Upon his hasty departure from France, we know that a chess board was carried in the luggage. Nevertheless, Napoleon Bonaparte had at his disposal during his stay at least two Chinese chessboards, one of which was offered to him by… an Englishman.

Trente et une pièces d'un jeu d'échecs utilisé par Napoléon à Sainte-Hélène en bois laqué et ivoire. Chine, début XIXe siècle © RMN-Grand Palais (musée des châteaux de Malmaison et de Bois-Préau) / Mathéus
Chinese Chess game used by Napoleon I at Saint-Helena, lacquered wood and ivory. China, early XIXth century © RMN-Grand Palais (musée des châteaux de Malmaison et de Bois-Préau) / Mathéus

On July 4, 1817, boxes from China destined for Bonaparte arrived at Saint Helena. In one, a beautiful chessboard and its ivory and cinnabar pieces was the gift to the Emperor from John Elphinstone. The man was then head of the Canton counter for the East India Company and with this elegant gift expressed his gratitude to Napoleon. The latter had indeed saved the life of Lord Elphinstone’s brother during the Belgian campaign in 1815 by demanding that this Scottish aristocrat seriously injured and taken prisoner be treated. The zealous gratitude expressed by the Lord pushed the detail so far as to stamp all the pieces of the game with the imperial monogram. A detail which flattered the emperor but which annoyed even more (because he was always on edge) his jailer Hudson Lowe who accepted reluctantly and after several days, to transmit his present to the illustrious French prisoner.

This gesture of Lord Elphinstone impressed Napoleon more than the game itself, the pieces of which were impressive. The tower in particular was a huge elephant which aroused Bonaparte’s amusement: « I should need a crane to move this tower! » (La Palamède, 1839).

Details of Cantonese Chess game pieces sent to Napoleon Bonaparte at Sainte-Hélène. Ivory and cinnabar, XIXth century © RMN-Grand Palais (musée des châteaux de Malmaison et de Bois-Préau) / André Martin
Details of Cantonese Chess game pieces sent to Napoleon Bonaparte at Sainte-Hélène. Ivory and cinnabar, XIXth century © RMN-Grand Palais (musée des châteaux de Malmaison et de Bois-Préau) / André Martin

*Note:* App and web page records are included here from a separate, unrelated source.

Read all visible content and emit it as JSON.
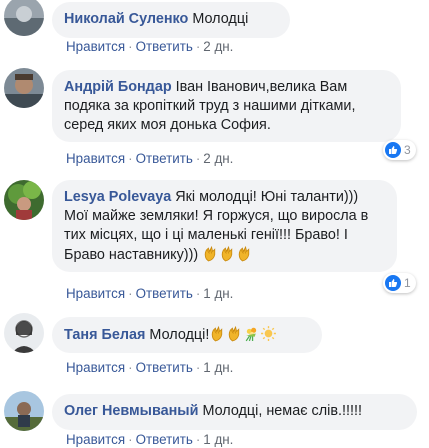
{
  "comments": [
    {
      "author": "Николай Суленко",
      "text": "Молодці",
      "actions": {
        "like": "Нравится",
        "reply": "Ответить",
        "time": "2 дн."
      },
      "reactions": null
    },
    {
      "author": "Андрій Бондар",
      "text": "Іван Іванович,велика Вам подяка за кропіткий труд з нашими дітками, серед яких моя донька София.",
      "actions": {
        "like": "Нравится",
        "reply": "Ответить",
        "time": "2 дн."
      },
      "reactions": {
        "count": "3",
        "icon": "like-icon"
      }
    },
    {
      "author": "Lesya Polevaya",
      "text": "Які молодці! Юні таланти))) Мої майже земляки! Я горжуся, що виросла в тих місцях, що і ці маленькі генії!!! Браво! І Браво наставнику)))",
      "actions": {
        "like": "Нравится",
        "reply": "Ответить",
        "time": "1 дн."
      },
      "reactions": {
        "count": "1",
        "icon": "like-icon"
      },
      "emojis": [
        "clapping-hands",
        "clapping-hands",
        "clapping-hands"
      ]
    },
    {
      "author": "Таня Белая",
      "text": "Молодці!",
      "actions": {
        "like": "Нравится",
        "reply": "Ответить",
        "time": "1 дн."
      },
      "reactions": null,
      "emojis": [
        "clapping-hands",
        "clapping-hands",
        "bouquet",
        "sun"
      ]
    },
    {
      "author": "Олег Невмываный",
      "text": "Молодці, немає слів.!!!!!",
      "actions": {
        "like": "Нравится",
        "reply": "Ответить",
        "time": "1 дн."
      },
      "reactions": null
    }
  ],
  "colors": {
    "author": "#385898",
    "bubble": "#f2f3f5",
    "like_badge": "#1877f2",
    "meta": "#616770"
  }
}
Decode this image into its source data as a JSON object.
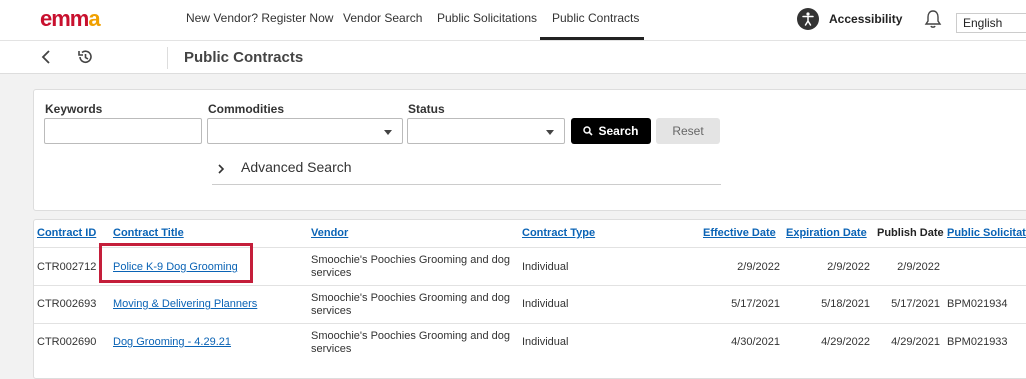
{
  "header": {
    "logo_text": "emma",
    "nav": [
      {
        "label": "New Vendor? Register Now",
        "active": false
      },
      {
        "label": "Vendor Search",
        "active": false
      },
      {
        "label": "Public Solicitations",
        "active": false
      },
      {
        "label": "Public Contracts",
        "active": true
      }
    ],
    "accessibility_label": "Accessibility",
    "language": "English"
  },
  "subheader": {
    "title": "Public Contracts"
  },
  "search": {
    "keywords_label": "Keywords",
    "keywords_value": "",
    "commodities_label": "Commodities",
    "status_label": "Status",
    "search_button": "Search",
    "reset_button": "Reset",
    "advanced_label": "Advanced Search"
  },
  "table": {
    "columns": [
      "Contract ID",
      "Contract Title",
      "Vendor",
      "Contract Type",
      "Effective Date",
      "Expiration Date",
      "Publish Date",
      "Public Solicitati"
    ],
    "rows": [
      {
        "id": "CTR002712",
        "title": "Police K-9 Dog Grooming",
        "vendor": "Smoochie's Poochies Grooming and dog services",
        "type": "Individual",
        "effective": "2/9/2022",
        "expiration": "2/9/2022",
        "publish": "2/9/2022",
        "solicitation": ""
      },
      {
        "id": "CTR002693",
        "title": "Moving & Delivering Planners",
        "vendor": "Smoochie's Poochies Grooming and dog services",
        "type": "Individual",
        "effective": "5/17/2021",
        "expiration": "5/18/2021",
        "publish": "5/17/2021",
        "solicitation": "BPM021934"
      },
      {
        "id": "CTR002690",
        "title": "Dog Grooming - 4.29.21",
        "vendor": "Smoochie's Poochies Grooming and dog services",
        "type": "Individual",
        "effective": "4/30/2021",
        "expiration": "4/29/2022",
        "publish": "4/29/2021",
        "solicitation": "BPM021933"
      }
    ]
  },
  "colors": {
    "brand_red": "#c8102e",
    "brand_orange": "#f0a000",
    "link": "#0a63b5",
    "highlight": "#c41e3a"
  }
}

Some pieces of the various chess games he owned were distributed to his companions in exile during the New Year’s Eve. It seems that Marshal Bertrand received a few in January 1817 without it being possible to say with certainty which game it was. Today a set and a few pieces are kept in French museums and in private hands, and sometimes pieces resurface from the past at auctions. Very tenuous memories of the life, character and faults of Napoleon Bonaparte, a fine strategist on the ground but an inveterate cheater on the chessboard!